Scientists develop technology to detect cancer

April 20, 2005

Researchers at the University of Liverpool have developed a breakthrough technology that identifies molecular markers in early lung cancer.

The new technology, created in collaboration with SEQUENOM, developers of genetic analysis products, and Methexis Genomics, uses a DNA analysis technique called methylation profiling to detect cells in the lung that are likely to become cancerous.

There are a number of genetic mechanisms that can alter the characteristics of a normal cell and change it into a cancer cell.
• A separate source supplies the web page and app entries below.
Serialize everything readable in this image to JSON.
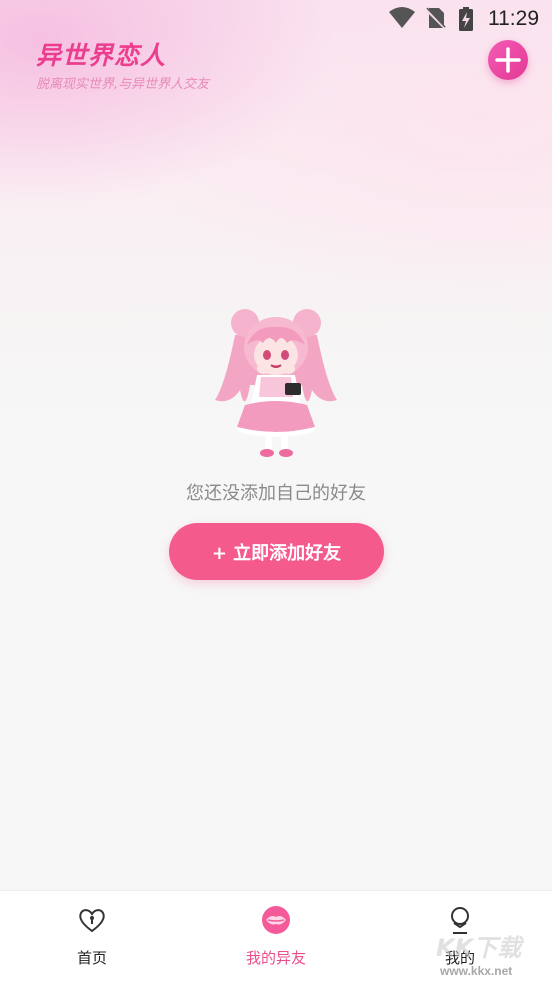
{
  "status_bar": {
    "time": "11:29",
    "icons": [
      "wifi-icon",
      "no-sim-icon",
      "battery-charging-icon"
    ]
  },
  "header": {
    "title": "异世界恋人",
    "subtitle": "脱离现实世界,与异世界人交友",
    "add_button_icon": "plus-icon"
  },
  "empty_state": {
    "illustration": "anime-girl-illustration",
    "message": "您还没添加自己的好友",
    "button_label": "+ 立即添加好友"
  },
  "bottom_nav": {
    "items": [
      {
        "label": "首页",
        "icon": "heart-lock-icon",
        "active": false
      },
      {
        "label": "我的异友",
        "icon": "lips-icon",
        "active": true
      },
      {
        "label": "我的",
        "icon": "user-icon",
        "active": false
      }
    ]
  },
  "watermark": {
    "text": "KK下载",
    "url": "www.kkx.net"
  },
  "colors": {
    "accent": "#f55a8d",
    "title": "#ec3d8e",
    "active_tab": "#ea4f8c"
  }
}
One of these mechanisms is methylation, which causes a change in the DNA structure of particular genes and results in altering its control - this may switch the gene on or off at the wrong time in the cell cycle.

Dr Lakis Liloglou, Head of the University's Lung Cancer Molecular Biomarkers Group, explains: "This is of particular importance in lung cancer research, as the changes in methylation status of the DNA are considered to be a marker for early disease detection.

"Even though DNA methylation analysis has been a previous area of research, prior techniques had a range of technical limitations, that prevented them from being of any real clinical use. This newly developed method overcomes many of the problems and combines the sensitivity of high-powered microscopes with the capability of analysing many samples at a time."

As part of their research to develop the new technology, the team, based at the University of Liverpool Cancer Research Centre, analysed the methylation profile of 47 genes in lung specimens from 48 patients with a history of smoking. The genes that were selected were known to be involved in cancer development and in this study they were able to accurately determine the relationship between gene methylation in normal and tumour tissue, which in the long term will be of enormous value in identifying high risk individuals.

Professor John Field, Director of the Roy Castle Lung Cancer Research Programme, said: "Early detection of lung cancer is the prime objective of our research programme. This depends on the identification of early biomarkers in patients who are at risk of developing the disease prior to clinical symptoms."

"The partnership between the University and Sequenom has provided a breakthrough in our goal to detect early genetic changes in individuals who are at the highest risk."
-end-
The research is being presented this week at the 96th annual meeting of the American Association for Cancer Research (AACR) in Anaheim, California.

University of Liverpool

Related Lung Cancer Articles from Brightsurf:

State-level lung cancer screening rates not aligned with lung cancer burden in the US
A new study reports that state-level lung cancer screening rates were not aligned with lung cancer burden.

The lung microbiome may affect lung cancer pathogenesis and prognosis
Enrichment of the lungs with oral commensal microbes was associated with advanced stage disease, worse prognosis, and tumor progression in patients with lung cancer, according to results from a study published in Cancer Discovery, a journal of the American Association for Cancer Research.

New analysis finds lung cancer screening reduces rates of lung cancer-specific death
Low-dose CT screening methods may prevent one death per 250 at-risk adults screened, according to a meta-analysis of eight randomized controlled clinical trials of lung cancer screening.

'Social smokers' face disproportionate risk of death from lung disease and lung cancer
'Social smokers' are more than twice as likely to die of lung disease and more than eight times as likely to die of lung cancer than non-smokers, according to research presented at the European Respiratory Society International Congress.

Lung cancer therapy may improve outcomes of metastatic brain cancer
A medication commonly used to treat non-small cell lung cancer that has spread, or metastasized, may have benefits for patients with metastatic brain cancers, suggests a new review and analysis led by researchers at St.

Cancer mortality continues steady decline, driven by progress against lung cancer
The cancer death rate declined by 29% from 1991 to 2017, including a 2.2% drop from 2016 to 2017, the largest single-year drop in cancer mortality ever reported.

Cancer-sniffing dogs 97% accurate in identifying lung cancer, according to study in JAOA
The next step will be to further fractionate the samples based on chemical and physical properties, presenting them back to the dogs until the specific biomarkers for each cancer are identified.

Lung transplant patients face elevated lung cancer risk
In an American Journal of Transplantation study, lung cancer risk was increased after lung transplantation, especially in the native (non-transplanted) lung of single lung transplant recipients.

Proposed cancer treatment may boost lung cancer stem cells, study warns
Epigenetic therapies -- targeting enzymes that alter what genes are turned on or off in a cell -- are of growing interest in the cancer field as a way of making a cancer less aggressive or less malignant.

Are you at risk for lung cancer?
This question isn't only for people who've smoked a lot.

Read More: Lung Cancer News and Lung Cancer Current Events
Brightsurf.com is a participant in the Amazon Services LLC Associates Program, an affiliate advertising program designed to provide a means for sites to earn advertising fees by advertising and linking to Amazon.com.